[Items from a data source]
===============

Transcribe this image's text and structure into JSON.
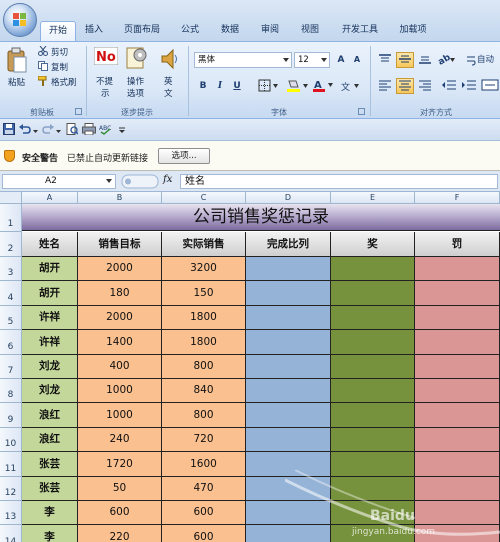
{
  "ribbon_tabs": [
    "开始",
    "插入",
    "页面布局",
    "公式",
    "数据",
    "审阅",
    "视图",
    "开发工具",
    "加载项"
  ],
  "clipboard": {
    "paste": "粘贴",
    "cut": "剪切",
    "copy": "复制",
    "format_painter": "格式刷",
    "group": "剪贴板"
  },
  "reminder": {
    "no_prompt_1": "不提",
    "no_prompt_2": "示",
    "action_1": "操作",
    "action_2": "选项",
    "english_1": "英",
    "english_2": "文",
    "group": "逐步提示"
  },
  "font": {
    "name": "黑体",
    "size": "12",
    "bold": "B",
    "italic": "I",
    "underline": "U",
    "grow": "A",
    "shrink": "A",
    "color_letter": "A",
    "group": "字体"
  },
  "alignment": {
    "group": "对齐方式",
    "auto_wrap": "自动"
  },
  "security": {
    "title": "安全警告",
    "message": "已禁止自动更新链接",
    "options_button": "选项..."
  },
  "formula_bar": {
    "name_box": "A2",
    "fx": "fx",
    "formula": "姓名"
  },
  "columns": [
    "A",
    "B",
    "C",
    "D",
    "E",
    "F"
  ],
  "row_numbers": [
    "1",
    "2",
    "3",
    "4",
    "5",
    "6",
    "7",
    "8",
    "9",
    "10",
    "11",
    "12",
    "13",
    "14"
  ],
  "sheet": {
    "title": "公司销售奖惩记录",
    "headers": [
      "姓名",
      "销售目标",
      "实际销售",
      "完成比列",
      "奖",
      "罚"
    ],
    "rows": [
      {
        "name": "胡开",
        "target": "2000",
        "actual": "3200"
      },
      {
        "name": "胡开",
        "target": "180",
        "actual": "150"
      },
      {
        "name": "许祥",
        "target": "2000",
        "actual": "1800"
      },
      {
        "name": "许祥",
        "target": "1400",
        "actual": "1800"
      },
      {
        "name": "刘龙",
        "target": "400",
        "actual": "800"
      },
      {
        "name": "刘龙",
        "target": "1000",
        "actual": "840"
      },
      {
        "name": "浪红",
        "target": "1000",
        "actual": "800"
      },
      {
        "name": "浪红",
        "target": "240",
        "actual": "720"
      },
      {
        "name": "张芸",
        "target": "1720",
        "actual": "1600"
      },
      {
        "name": "张芸",
        "target": "50",
        "actual": "470"
      },
      {
        "name": "李",
        "target": "600",
        "actual": "600"
      },
      {
        "name": "李",
        "target": "220",
        "actual": "600"
      }
    ]
  },
  "watermark": {
    "brand": "Baidu",
    "url": "jingyan.baidu.com"
  },
  "colors": {
    "name_col": "#c4d79b",
    "number_cols": "#fac090",
    "ratio_col": "#95b3d7",
    "reward_col": "#76923c",
    "penalty_col": "#da9694",
    "title_band": "#7d6b9f"
  }
}
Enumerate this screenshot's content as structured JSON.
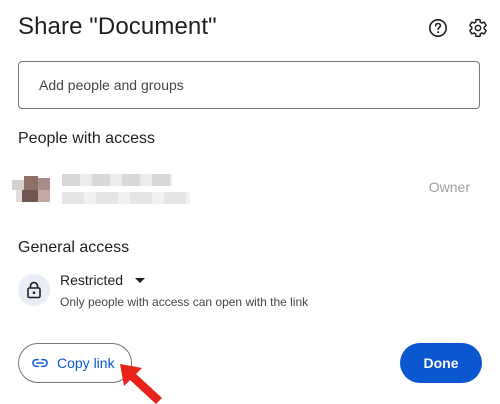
{
  "dialog": {
    "title": "Share \"Document\"",
    "help_icon": "help-circle-icon",
    "settings_icon": "gear-icon"
  },
  "add_people": {
    "placeholder": "Add people and groups"
  },
  "people_with_access": {
    "heading": "People with access",
    "people": [
      {
        "name": "",
        "email": "",
        "role": "Owner"
      }
    ]
  },
  "general_access": {
    "heading": "General access",
    "icon": "lock-icon",
    "selected": "Restricted",
    "description": "Only people with access can open with the link"
  },
  "footer": {
    "copy_link_label": "Copy link",
    "copy_link_icon": "link-icon",
    "done_label": "Done"
  },
  "colors": {
    "accent": "#0b57d0",
    "annotation_arrow": "#e8231b"
  }
}
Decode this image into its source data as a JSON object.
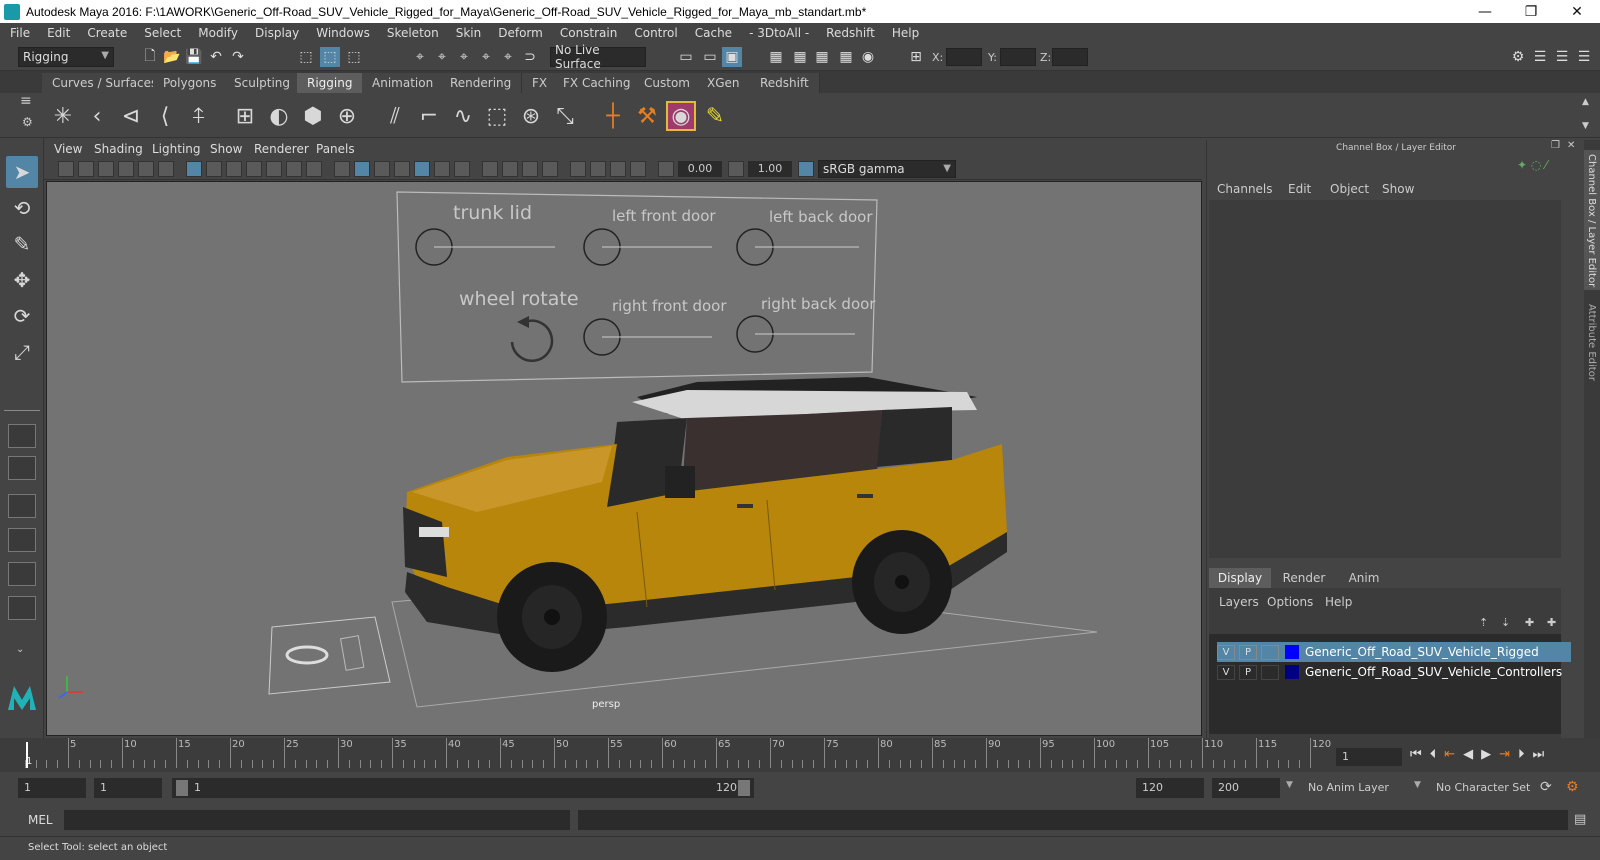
{
  "window": {
    "title": "Autodesk Maya 2016: F:\\1AWORK\\Generic_Off-Road_SUV_Vehicle_Rigged_for_Maya\\Generic_Off-Road_SUV_Vehicle_Rigged_for_Maya_mb_standart.mb*",
    "minimize": "—",
    "restore": "❐",
    "close": "✕"
  },
  "menubar": [
    "File",
    "Edit",
    "Create",
    "Select",
    "Modify",
    "Display",
    "Windows",
    "Skeleton",
    "Skin",
    "Deform",
    "Constrain",
    "Control",
    "Cache",
    "- 3DtoAll -",
    "Redshift",
    "Help"
  ],
  "statusline": {
    "mode": "Rigging",
    "live_surface": "No Live Surface",
    "x_label": "X:",
    "y_label": "Y:",
    "z_label": "Z:"
  },
  "shelf_tabs": [
    "Curves / Surfaces",
    "Polygons",
    "Sculpting",
    "Rigging",
    "Animation",
    "Rendering",
    "FX",
    "FX Caching",
    "Custom",
    "XGen",
    "Redshift"
  ],
  "active_shelf_tab": "Rigging",
  "panel_menu": [
    "View",
    "Shading",
    "Lighting",
    "Show",
    "Renderer",
    "Panels"
  ],
  "panel_toolbar": {
    "exposure": "0.00",
    "gamma": "1.00",
    "color_space": "sRGB gamma"
  },
  "viewport": {
    "camera_label": "persp",
    "controls": {
      "trunk_lid": "trunk lid",
      "left_front_door": "left front door",
      "left_back_door": "left back door",
      "wheel_rotate": "wheel rotate",
      "right_front_door": "right front door",
      "right_back_door": "right back door"
    },
    "colors": {
      "body": "#b8860b",
      "background": "#737373"
    }
  },
  "channel_box": {
    "title": "Channel Box / Layer Editor",
    "menus": [
      "Channels",
      "Edit",
      "Object",
      "Show"
    ]
  },
  "layer_editor": {
    "tabs": [
      "Display",
      "Render",
      "Anim"
    ],
    "active_tab": "Display",
    "menus": [
      "Layers",
      "Options",
      "Help"
    ],
    "layers": [
      {
        "v": "V",
        "p": "P",
        "name": "Generic_Off_Road_SUV_Vehicle_Rigged",
        "color": "#0000ff",
        "selected": true
      },
      {
        "v": "V",
        "p": "P",
        "name": "Generic_Off_Road_SUV_Vehicle_Controllers",
        "color": "#000080",
        "selected": false
      }
    ]
  },
  "side_tabs": [
    "Channel Box / Layer Editor",
    "Attribute Editor"
  ],
  "time_slider": {
    "ticks": [
      "5",
      "10",
      "15",
      "20",
      "25",
      "30",
      "35",
      "40",
      "45",
      "50",
      "55",
      "60",
      "65",
      "70",
      "75",
      "80",
      "85",
      "90",
      "95",
      "100",
      "105",
      "110",
      "115",
      "120"
    ],
    "start_label": "1",
    "current_frame": "1"
  },
  "range_slider": {
    "start": "1",
    "playback_start": "1",
    "range_inner_start": "1",
    "range_inner_end": "120",
    "playback_end": "120",
    "end": "200",
    "anim_layer": "No Anim Layer",
    "character_set": "No Character Set"
  },
  "command_line": {
    "label": "MEL"
  },
  "help_line": "Select Tool: select an object"
}
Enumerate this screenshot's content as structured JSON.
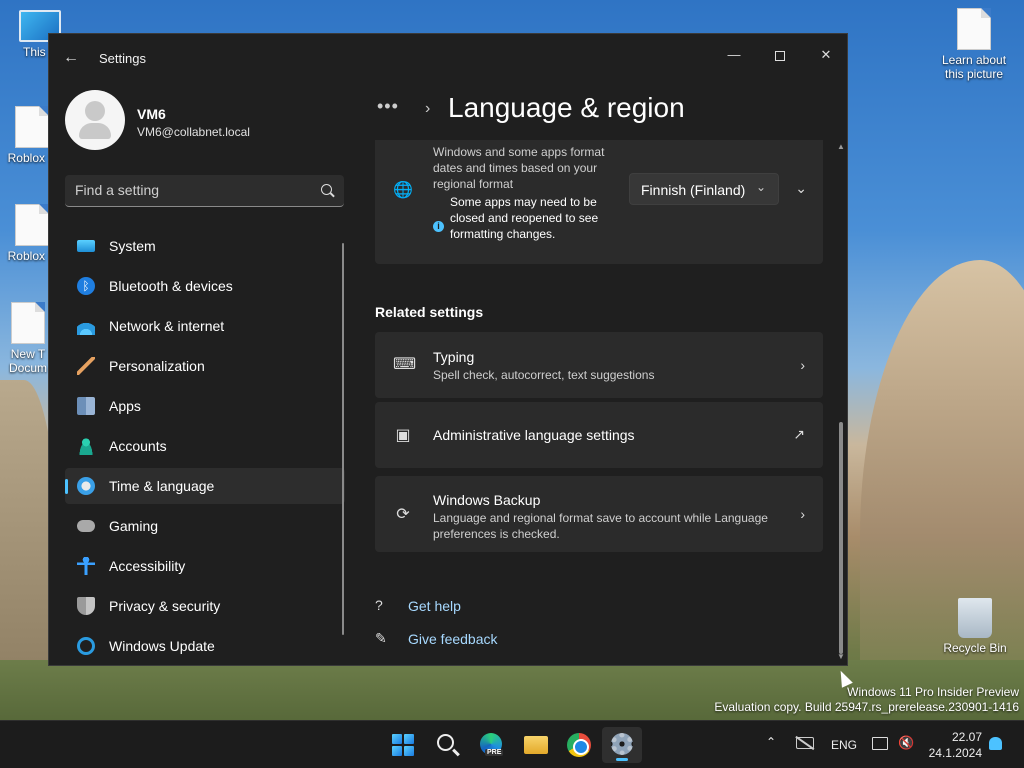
{
  "desktop": {
    "icons": [
      {
        "label": "This P"
      },
      {
        "label": "Roblox S"
      },
      {
        "label": "Roblox P"
      },
      {
        "label": "New T Docum"
      },
      {
        "label": "Learn about this picture"
      },
      {
        "label": "Recycle Bin"
      }
    ],
    "watermark": {
      "line1": "Windows 11 Pro Insider Preview",
      "line2": "Evaluation copy. Build 25947.rs_prerelease.230901-1416"
    }
  },
  "window": {
    "title": "Settings",
    "back_icon": "back-arrow-icon",
    "controls": {
      "minimize": "—",
      "close": "✕"
    }
  },
  "profile": {
    "name": "VM6",
    "email": "VM6@collabnet.local"
  },
  "search": {
    "placeholder": "Find a setting"
  },
  "nav": {
    "items": [
      {
        "label": "System",
        "icon": "system-icon"
      },
      {
        "label": "Bluetooth & devices",
        "icon": "bluetooth-icon"
      },
      {
        "label": "Network & internet",
        "icon": "network-icon"
      },
      {
        "label": "Personalization",
        "icon": "brush-icon"
      },
      {
        "label": "Apps",
        "icon": "apps-icon"
      },
      {
        "label": "Accounts",
        "icon": "accounts-icon"
      },
      {
        "label": "Time & language",
        "icon": "time-language-icon",
        "selected": true
      },
      {
        "label": "Gaming",
        "icon": "gamepad-icon"
      },
      {
        "label": "Accessibility",
        "icon": "accessibility-icon"
      },
      {
        "label": "Privacy & security",
        "icon": "shield-icon"
      },
      {
        "label": "Windows Update",
        "icon": "update-icon"
      }
    ]
  },
  "breadcrumb": {
    "more": "•••",
    "separator": "›",
    "title": "Language & region"
  },
  "regional_format": {
    "description": "Windows and some apps format dates and times based on your regional format",
    "note": "Some apps may need to be closed and reopened to see formatting changes.",
    "selected_value": "Finnish (Finland)"
  },
  "related": {
    "section_title": "Related settings",
    "typing": {
      "title": "Typing",
      "subtitle": "Spell check, autocorrect, text suggestions"
    },
    "admin": {
      "title": "Administrative language settings"
    },
    "backup": {
      "title": "Windows Backup",
      "subtitle": "Language and regional format save to account while Language preferences is checked."
    }
  },
  "help": {
    "get_help": "Get help",
    "give_feedback": "Give feedback"
  },
  "taskbar": {
    "apps": [
      "start",
      "search",
      "edge-pre",
      "file-explorer",
      "chrome",
      "settings"
    ],
    "edge_badge": "PRE",
    "tray": {
      "language": "ENG",
      "time": "22.07",
      "date": "24.1.2024"
    }
  },
  "colors": {
    "accent": "#4cc2ff",
    "window_bg": "#1f1f1f",
    "card_bg": "#2b2b2b",
    "link": "#a7d9ff"
  }
}
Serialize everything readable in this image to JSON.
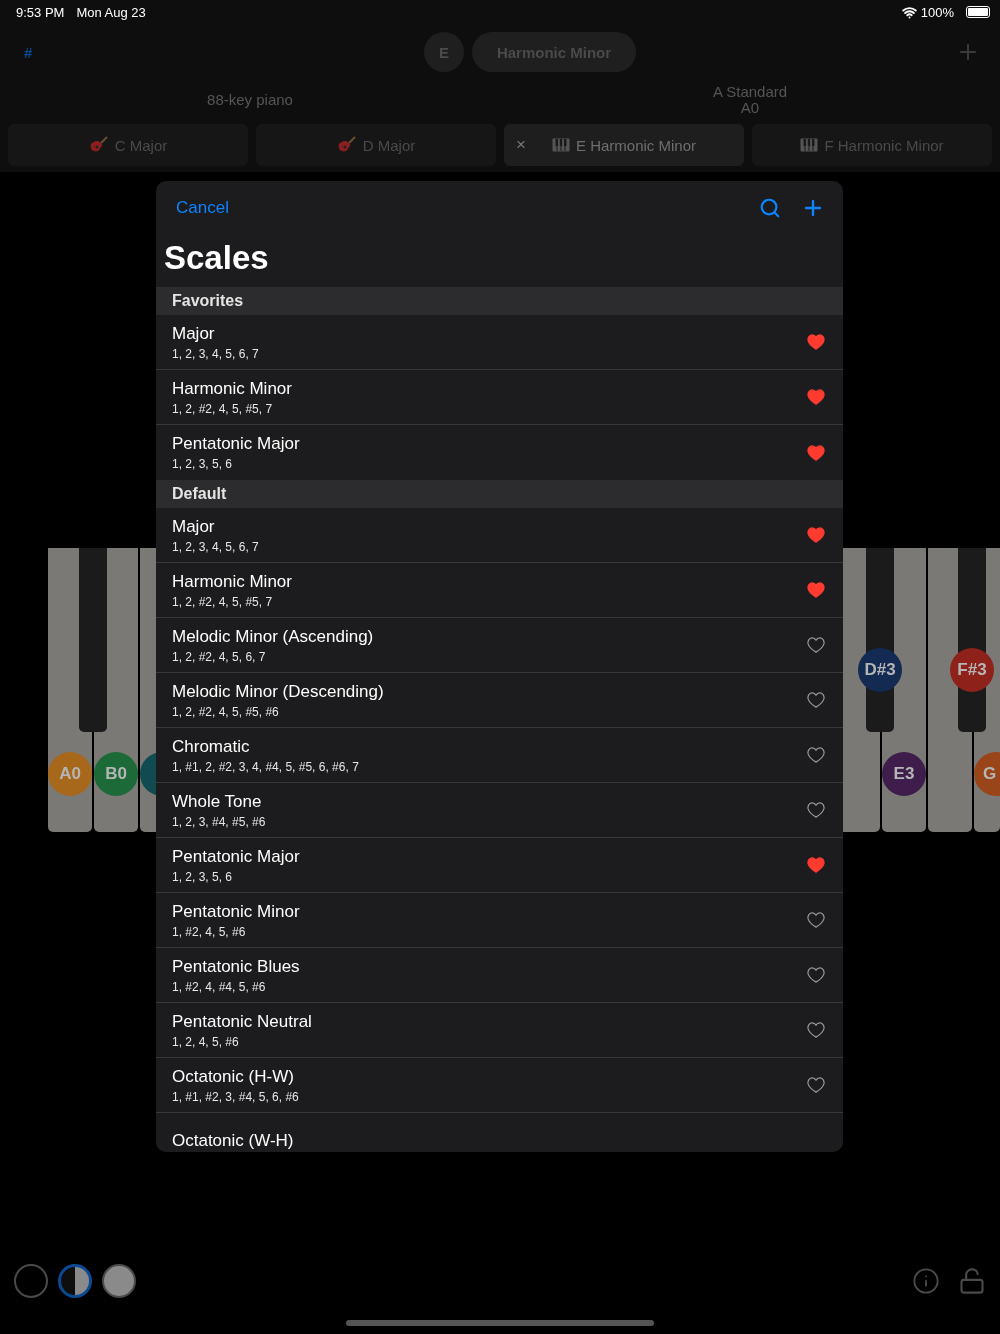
{
  "status_bar": {
    "time": "9:53 PM",
    "date": "Mon Aug 23",
    "battery": "100%"
  },
  "toolbar": {
    "accidental": "#",
    "key": "E",
    "scale": "Harmonic Minor"
  },
  "instrument": {
    "name": "88-key piano",
    "tuning": "A Standard",
    "lowest_note": "A0"
  },
  "tabs": [
    {
      "kind": "guitar",
      "label": "C Major",
      "selected": false
    },
    {
      "kind": "guitar",
      "label": "D Major",
      "selected": false
    },
    {
      "kind": "piano",
      "label": "E Harmonic Minor",
      "selected": true,
      "close": "×"
    },
    {
      "kind": "piano",
      "label": "F Harmonic Minor",
      "selected": false
    }
  ],
  "piano": {
    "left_white": [
      {
        "kind": "marked",
        "note": "A0",
        "color": "#a8681c"
      },
      {
        "kind": "marked",
        "note": "B0",
        "color": "#1b6a38"
      },
      {
        "kind": "marked",
        "color": "#124a52"
      }
    ],
    "right_white": [
      {
        "kind": "plain"
      },
      {
        "kind": "marked",
        "note": "E3",
        "color": "#3e1d4c"
      },
      {
        "kind": "plain"
      },
      {
        "kind": "marked",
        "note": "G",
        "color": "#9a4519"
      }
    ],
    "right_black": [
      {
        "kind": "marked",
        "note": "D#3",
        "color": "#132a52"
      },
      {
        "kind": "marked",
        "note": "F#3",
        "color": "#8e221b"
      }
    ]
  },
  "sheet": {
    "cancel": "Cancel",
    "title": "Scales",
    "sections": [
      {
        "title": "Favorites",
        "scales": [
          {
            "name": "Major",
            "notes": "1, 2, 3, 4, 5, 6, 7",
            "favorite": true
          },
          {
            "name": "Harmonic Minor",
            "notes": "1, 2, #2, 4, 5, #5, 7",
            "favorite": true
          },
          {
            "name": "Pentatonic Major",
            "notes": "1, 2, 3, 5, 6",
            "favorite": true
          }
        ]
      },
      {
        "title": "Default",
        "scales": [
          {
            "name": "Major",
            "notes": "1, 2, 3, 4, 5, 6, 7",
            "favorite": true
          },
          {
            "name": "Harmonic Minor",
            "notes": "1, 2, #2, 4, 5, #5, 7",
            "favorite": true
          },
          {
            "name": "Melodic Minor (Ascending)",
            "notes": "1, 2, #2, 4, 5, 6, 7",
            "favorite": false
          },
          {
            "name": "Melodic Minor (Descending)",
            "notes": "1, 2, #2, 4, 5, #5, #6",
            "favorite": false
          },
          {
            "name": "Chromatic",
            "notes": "1, #1, 2, #2, 3, 4, #4, 5, #5, 6, #6, 7",
            "favorite": false
          },
          {
            "name": "Whole Tone",
            "notes": "1, 2, 3, #4, #5, #6",
            "favorite": false
          },
          {
            "name": "Pentatonic Major",
            "notes": "1, 2, 3, 5, 6",
            "favorite": true
          },
          {
            "name": "Pentatonic Minor",
            "notes": "1, #2, 4, 5, #6",
            "favorite": false
          },
          {
            "name": "Pentatonic Blues",
            "notes": "1, #2, 4, #4, 5, #6",
            "favorite": false
          },
          {
            "name": "Pentatonic Neutral",
            "notes": "1, 2, 4, 5, #6",
            "favorite": false
          },
          {
            "name": "Octatonic (H-W)",
            "notes": "1, #1, #2, 3, #4, 5, 6, #6",
            "favorite": false
          },
          {
            "name": "Octatonic (W-H)"
          }
        ]
      }
    ]
  },
  "display_modes": [
    {
      "kind": "empty",
      "selected": false
    },
    {
      "kind": "half",
      "selected": true
    },
    {
      "kind": "filled",
      "selected": false
    }
  ]
}
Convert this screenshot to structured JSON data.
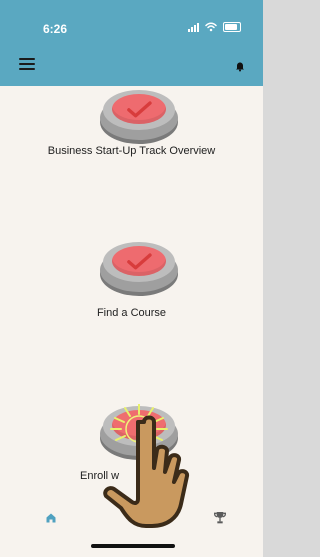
{
  "status": {
    "time": "6:26"
  },
  "nodes": [
    {
      "label": "Business Start-Up Track Overview",
      "state": "completed"
    },
    {
      "label": "Find a Course",
      "state": "completed"
    },
    {
      "label": "Enroll w",
      "state": "active"
    }
  ],
  "tabs": [
    {
      "name": "home",
      "icon": "home-icon"
    },
    {
      "name": "trophy",
      "icon": "trophy-icon"
    }
  ],
  "colors": {
    "header": "#5aa8c1",
    "background": "#f7f3ee",
    "node_red": "#ee6b6f",
    "node_gray": "#bdbdbd",
    "tap_burst": "#e9f26b"
  }
}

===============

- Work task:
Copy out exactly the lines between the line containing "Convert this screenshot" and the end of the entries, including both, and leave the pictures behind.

- Answer to the problem:
Convert this screenshot to structured JSON data.
{
  "status": {
    "time": "6:26"
  },
  "nodes": [
    {
      "label": "Business Start-Up Track Overview",
      "state": "completed"
    },
    {
      "label": "Find a Course",
      "state": "completed"
    },
    {
      "label": "Enroll w",
      "state": "active"
    }
  ],
  "tabs": [
    {
      "name": "home",
      "icon": "home-icon"
    },
    {
      "name": "trophy",
      "icon": "trophy-icon"
    }
  ],
  "colors": {
    "header": "#5aa8c1",
    "background": "#f7f3ee",
    "node_red": "#ee6b6f",
    "node_gray": "#bdbdbd",
    "tap_burst": "#e9f26b"
  }
}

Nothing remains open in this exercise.